A second lawsuit, filed by stem cell research supporters, contends the proposal is improperly drafted and the summary shouldn't be allowed to go forward. That suit also claims the ballot summary is unfair.
Steve Clark, a lawyer for Missouri Roundtable for Life, said Monday that the three elected officials have not treated stem cell research critics fairly and worked on the ballot summary with stem cell research supporters such as the Missouri Coalition for Lifesaving Cures.
"We believe that the secretary of state, the attorney general and the auditor are conspiring among themselves and with others to prevent pro-life and anti-cloning groups from ever getting their proposed constitutional amendments before the voters," he said.
Clark, whose lawsuit was filed Friday in the Capitol's home of Cole County, added that, "Something rotten is going on here, and we're going to get to the bottom of this."

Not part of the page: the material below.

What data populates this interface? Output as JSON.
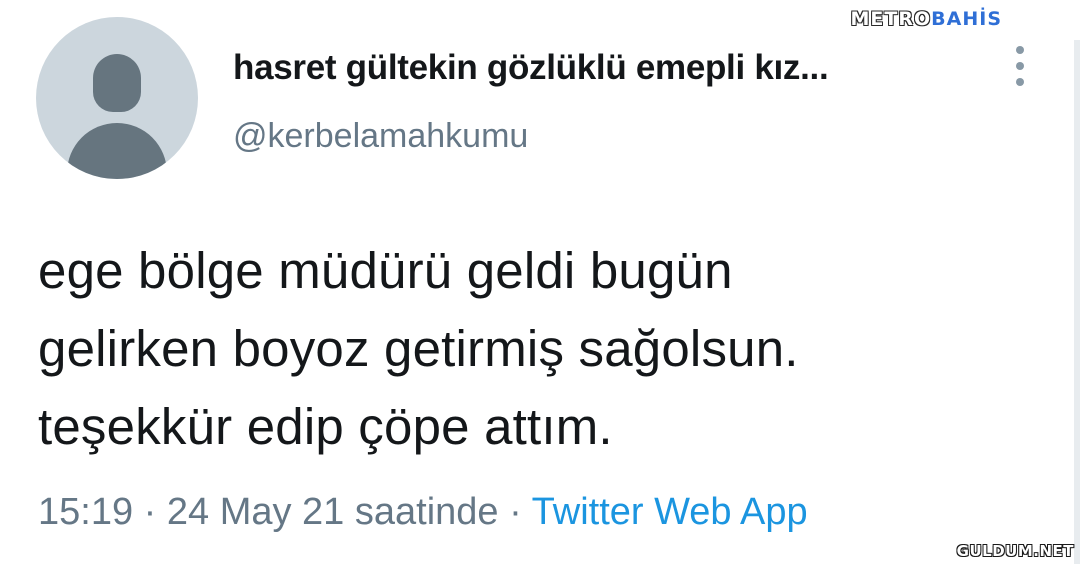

Initiative petition sponsors can submit language that they would prefer to appear on the ballot. But under Missouri law, the secretary of state's office is responsible for drafting the summary. The state auditor is responsible for preparing a cost estimate, and the attorney general reviews those documents.

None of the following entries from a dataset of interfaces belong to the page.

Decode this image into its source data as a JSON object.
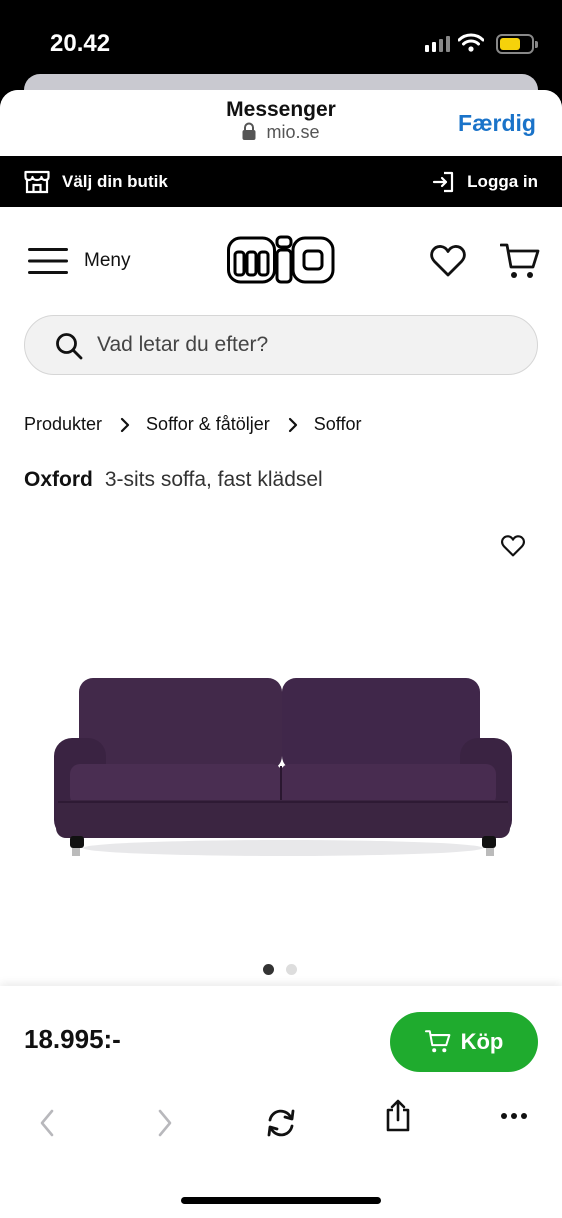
{
  "status": {
    "time": "20.42"
  },
  "browser": {
    "title": "Messenger",
    "domain": "mio.se",
    "done_label": "Færdig"
  },
  "topbar": {
    "store_label": "Välj din butik",
    "login_label": "Logga in"
  },
  "nav": {
    "menu_label": "Meny",
    "logo_text": "mio"
  },
  "search": {
    "placeholder": "Vad letar du efter?"
  },
  "breadcrumb": [
    "Produkter",
    "Soffor & fåtöljer",
    "Soffor"
  ],
  "product": {
    "brand": "Oxford",
    "description": "3-sits soffa, fast klädsel",
    "price": "18.995:-",
    "buy_label": "Köp",
    "image_count": 2,
    "active_image": 1,
    "fabric_color": "#3b2541"
  },
  "colors": {
    "accent": "#1a73c9",
    "buy": "#1fab2e",
    "topbar": "#000000"
  },
  "toolbar": [
    "back-icon",
    "forward-icon",
    "reload-icon",
    "share-icon",
    "more-icon"
  ]
}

The second lawsuit, also filed Friday, was brought by St. Louis attorney Eric Westacott and Columbia disability advocate Bob Pund. Westacott was paralyzed in a 1993 softball game, and Pund was paralyzed in a 1989 auto accident.
In a written statement released Tuesday by their attorney, Pund and Westacott said the ballot measure is an attempt to "rob us of our hope for the future."
"The possibility that stem research could help current patients and others yet to encounter our situations too valuable of a prospect not to defend," Westacott and Pund said in the joint statement.
Lawsuits challenging ballot language have become relatively common in recent years. But most of those suits have sought simply to rewrite proposed language. The one filed by Missouri Roundtable for Life goes further in its allegations.
Besides a new ballot summary and cost estimate, the Missouri Roundtable for Life is also seeking punitive damages, permission to investigate how the summaries were prepared and court supervision over the handling of ballot measures by the secretary of state, state auditor and attorney general.
Ryan Hobart, a spokesman for Secretary of State Robin Carnahan, said he doesn't know if the Missouri Coalition for Lifesaving Cures had contacted the office but that groups often do. Hobart denied that there had been any coordinated effort and defended the fairness of the summary prepared by the secretary of state.
"Those accusations are baseless," he said. "We are often contacted by multiple groups, multiple people about the summary process."
A spokesman for the Coalition for Lifesaving Cures said that he is not aware of anyone from the organization discussing proposed ballot language with the elected officials.
"These guys are throwing mud at the wall to see what will stick," coalition spokesman Jim Goodwin said.
A spokesman for Attorney General Chris Koster said the office's involvement "is a legal duty, not a conspiracy." Spokesman Travis Ford said the attorney general will aggressively defend against the lawsuit.
Joe Martin, the chief of staff for State Auditor Susan Montee, declined to comment.
The main issue in the lawsuit is over the ballot language that would appear before voters on the 2010 ballot if backers get enough support.
The Missouri Roundtable for Life suggested ballot language asking voters whether to amend the state constitution "to make it unlawful to expend, pay or grant any public funds for abortion services, human cloning or prohibited human research, as such terms were defined by the Missouri General Assembly in 2003."
The language approved by the secretary of state's office asks if the constitution should be amended to "make it illegal for the Legislature or state or local governments to expend, pay or grant public funds to hospitals or other institutions for certain research and services, as defined by the General Assembly in section 196.1127, Revised Statutes of Missouri, 2003, such as abortion services, including those necessary to save the life of the mother, and certain types of stem cell research currently allowed under Missouri law."
Westacott and Pund suggest adding to the secretary of state's version further description of "public funds" to include that donations, grants and federal money could be affected. They also propose further clarification that the Legislature's definitions of abortion and stem cell research used in the ballot measure were "for another purpose."